So unlike the Qutbuddins we don’t need to clamor to show the world we are in congruence with its transient ideas that are here today, gone tomorrow, and condemned the day after.  We are not going to waste our time trying to steer a boat whose direction changes with the prevailing wind.  Nor are we willing to abandon our morals to prove that our beliefs converge with the inscriptions drawn on the shifting sands of popular public opinion of the day.  We’d rather as quickly focus our energies on our pride that comes from knowing our lives conform to a timeless philosophy anchored in solid ground, one that has come from Allah through Rasulullah (saw) and is espoused by Aimmat Tahereen (as) and their Duat Mutlaqeen (sa).

Unfortunately for them in their pressing need to reconcile themselves with the world the Qutbuddins have jettisoned the true liberation that comes from our connection with Moula (tus).  Moula Mohammed Burhanuddin would often talk about the concept of real progress and liberation.  As he once said:

Today Moula Mufaddal Saifuddin (tus) is reminding us of that very philosophy lest we get carried away by some ephemeral currents to rocky shores.  Unlike Khuzaima Qutbuddin, Moula (tus) has his fingers on our pulse, he understands our aspirations, predicaments, and fears so well it is uncanny how he responds to them preemptively.  How many of us have sat through a waaz or bayan and been taken aback by how Moula (tus) confronts issues that deep down within us hound us, create conflicts, and raise questions.  How many countless times has he liberated us from our own demons?

But one wouldn’t expect the Qutbuddins to understand this basic idea.  Those who have chosen to take off (among other things) the qiladas of Imamuz Zaman’s ghulami must not, by definition, believe in the idea of true progress and eternal liberation.   

So let us stand tall and declare that our progress, liberty, dignity, strength, and our true identity comes from our Mawali Kiram who have defined these ideas.
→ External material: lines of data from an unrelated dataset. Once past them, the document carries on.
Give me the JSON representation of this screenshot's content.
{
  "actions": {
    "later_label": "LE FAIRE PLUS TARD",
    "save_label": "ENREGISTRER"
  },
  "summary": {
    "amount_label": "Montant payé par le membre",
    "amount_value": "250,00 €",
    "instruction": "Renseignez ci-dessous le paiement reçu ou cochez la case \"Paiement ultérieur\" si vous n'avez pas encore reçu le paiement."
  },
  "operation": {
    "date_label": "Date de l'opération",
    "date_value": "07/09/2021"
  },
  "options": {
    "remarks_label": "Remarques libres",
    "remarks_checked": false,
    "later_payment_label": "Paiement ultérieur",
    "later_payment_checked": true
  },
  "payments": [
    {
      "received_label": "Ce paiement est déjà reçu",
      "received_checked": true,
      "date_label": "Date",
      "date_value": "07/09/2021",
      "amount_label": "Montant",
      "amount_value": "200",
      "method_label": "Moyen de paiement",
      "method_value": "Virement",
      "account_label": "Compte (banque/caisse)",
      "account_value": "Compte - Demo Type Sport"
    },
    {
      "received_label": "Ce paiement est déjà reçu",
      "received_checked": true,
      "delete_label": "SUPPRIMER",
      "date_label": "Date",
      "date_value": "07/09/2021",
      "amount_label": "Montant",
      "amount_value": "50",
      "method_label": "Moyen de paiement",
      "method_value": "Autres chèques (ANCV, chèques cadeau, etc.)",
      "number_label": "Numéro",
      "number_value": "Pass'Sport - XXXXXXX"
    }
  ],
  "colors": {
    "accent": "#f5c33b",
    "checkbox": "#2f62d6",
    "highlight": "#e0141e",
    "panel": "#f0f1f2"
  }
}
Let us scream from pillar to post that we are proud of who we are, the clothes we wear, the food we cook, the language we speak, the education we receive, and our way of life because all of that comes from our Moula (tus).  And let the Qutbuddins know that we will do as our Moula (tus) wants and desist as he deems fit and we would only expect the standard bearers of progress and liberation to defend vigorously our right to our beliefs.